**Requirement:**
Report all lines of the records that contain "Debugging".
Listed entries Start Marker
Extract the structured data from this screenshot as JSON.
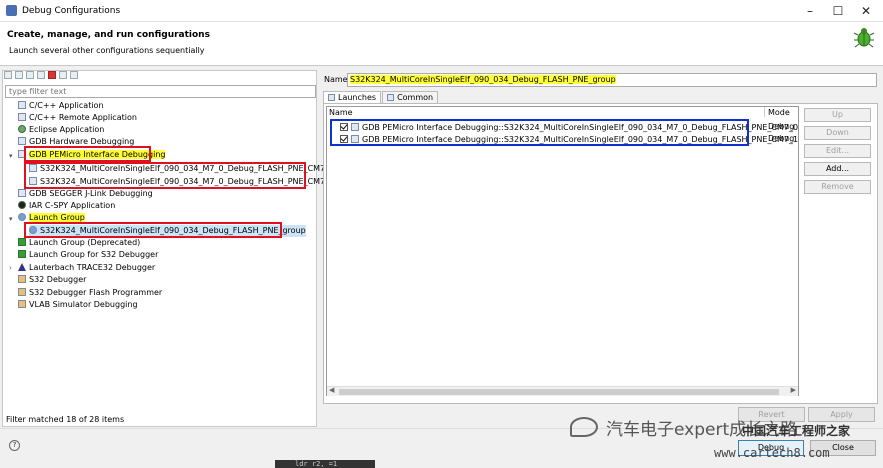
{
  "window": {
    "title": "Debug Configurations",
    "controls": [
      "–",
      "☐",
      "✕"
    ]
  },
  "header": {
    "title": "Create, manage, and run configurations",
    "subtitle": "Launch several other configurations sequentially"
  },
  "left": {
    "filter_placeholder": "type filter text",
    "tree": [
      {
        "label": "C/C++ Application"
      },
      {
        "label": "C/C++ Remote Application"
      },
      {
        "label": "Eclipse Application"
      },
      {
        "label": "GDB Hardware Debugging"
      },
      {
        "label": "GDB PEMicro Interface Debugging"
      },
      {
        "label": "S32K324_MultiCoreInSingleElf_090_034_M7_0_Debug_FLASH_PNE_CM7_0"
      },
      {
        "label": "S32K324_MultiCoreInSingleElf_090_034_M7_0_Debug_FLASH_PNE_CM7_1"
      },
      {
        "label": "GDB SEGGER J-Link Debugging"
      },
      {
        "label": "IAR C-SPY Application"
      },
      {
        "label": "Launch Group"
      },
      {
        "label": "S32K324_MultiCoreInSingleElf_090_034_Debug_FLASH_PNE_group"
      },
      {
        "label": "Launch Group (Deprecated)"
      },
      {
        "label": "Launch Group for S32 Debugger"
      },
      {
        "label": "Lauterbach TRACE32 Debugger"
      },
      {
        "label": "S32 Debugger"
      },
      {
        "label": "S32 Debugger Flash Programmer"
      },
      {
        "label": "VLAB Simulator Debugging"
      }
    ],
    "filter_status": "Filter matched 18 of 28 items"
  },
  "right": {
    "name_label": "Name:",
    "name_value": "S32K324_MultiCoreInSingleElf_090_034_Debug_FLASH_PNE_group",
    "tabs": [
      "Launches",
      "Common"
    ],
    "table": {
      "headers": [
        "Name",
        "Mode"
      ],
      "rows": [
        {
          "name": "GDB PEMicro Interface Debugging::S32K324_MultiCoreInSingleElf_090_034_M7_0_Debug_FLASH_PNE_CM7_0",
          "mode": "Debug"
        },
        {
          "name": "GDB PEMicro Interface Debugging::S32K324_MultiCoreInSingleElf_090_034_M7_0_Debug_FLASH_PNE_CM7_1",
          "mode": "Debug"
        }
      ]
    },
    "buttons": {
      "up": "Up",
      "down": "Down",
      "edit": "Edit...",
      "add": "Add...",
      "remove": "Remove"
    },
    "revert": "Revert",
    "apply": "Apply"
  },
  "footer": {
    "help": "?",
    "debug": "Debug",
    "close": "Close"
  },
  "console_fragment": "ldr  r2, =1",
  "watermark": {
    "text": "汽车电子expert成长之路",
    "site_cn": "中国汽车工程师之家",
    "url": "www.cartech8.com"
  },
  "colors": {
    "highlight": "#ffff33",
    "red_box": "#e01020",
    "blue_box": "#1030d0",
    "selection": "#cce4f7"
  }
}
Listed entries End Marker
**Solution below:**
        "label": "GDB Hardware Debugging"
        "label": "GDB PEMicro Interface Debugging"
        "label": "GDB SEGGER J-Link Debugging"
        "label": "VLAB Simulator Debugging"
          "name": "GDB PEMicro Interface Debugging::S32K324_MultiCoreInSingleElf_090_034_M7_0_Debug_FLASH_PNE_CM7_0",
          "name": "GDB PEMicro Interface Debugging::S32K324_MultiCoreInSingleElf_090_034_M7_0_Debug_FLASH_PNE_CM7_1",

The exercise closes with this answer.